What to work on »
Using the data below, copy every line that contains the word "your".

[Available data Boundary: Start]

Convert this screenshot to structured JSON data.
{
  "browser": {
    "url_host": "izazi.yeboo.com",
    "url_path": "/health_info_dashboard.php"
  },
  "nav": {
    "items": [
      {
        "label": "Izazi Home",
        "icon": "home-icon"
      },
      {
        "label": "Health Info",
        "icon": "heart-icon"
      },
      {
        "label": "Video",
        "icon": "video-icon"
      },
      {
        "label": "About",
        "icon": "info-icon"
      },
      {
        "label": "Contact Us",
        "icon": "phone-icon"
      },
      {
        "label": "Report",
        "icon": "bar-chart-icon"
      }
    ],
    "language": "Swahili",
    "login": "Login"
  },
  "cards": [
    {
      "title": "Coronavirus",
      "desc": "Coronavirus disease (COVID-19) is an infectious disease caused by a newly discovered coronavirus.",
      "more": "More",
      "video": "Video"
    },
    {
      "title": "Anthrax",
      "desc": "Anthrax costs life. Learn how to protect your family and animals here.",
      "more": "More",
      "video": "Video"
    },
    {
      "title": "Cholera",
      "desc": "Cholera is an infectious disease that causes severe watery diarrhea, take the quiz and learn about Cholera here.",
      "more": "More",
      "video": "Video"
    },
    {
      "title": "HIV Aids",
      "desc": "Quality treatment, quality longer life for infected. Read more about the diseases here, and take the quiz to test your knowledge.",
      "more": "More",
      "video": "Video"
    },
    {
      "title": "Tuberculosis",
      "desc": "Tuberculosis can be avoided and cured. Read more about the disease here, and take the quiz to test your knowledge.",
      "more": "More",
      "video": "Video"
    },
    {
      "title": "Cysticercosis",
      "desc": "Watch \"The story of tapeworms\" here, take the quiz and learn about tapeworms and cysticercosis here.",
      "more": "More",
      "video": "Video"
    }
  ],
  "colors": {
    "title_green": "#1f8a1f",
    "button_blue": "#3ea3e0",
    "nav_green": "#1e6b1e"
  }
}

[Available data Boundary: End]

Output below »
      "desc": "Anthrax costs life. Learn how to protect your family and animals here.",
      "desc": "Quality treatment, quality longer life for infected. Read more about the diseases here, and take the quiz to test your knowledge.",
      "desc": "Tuberculosis can be avoided and cured. Read more about the disease here, and take the quiz to test your knowledge.",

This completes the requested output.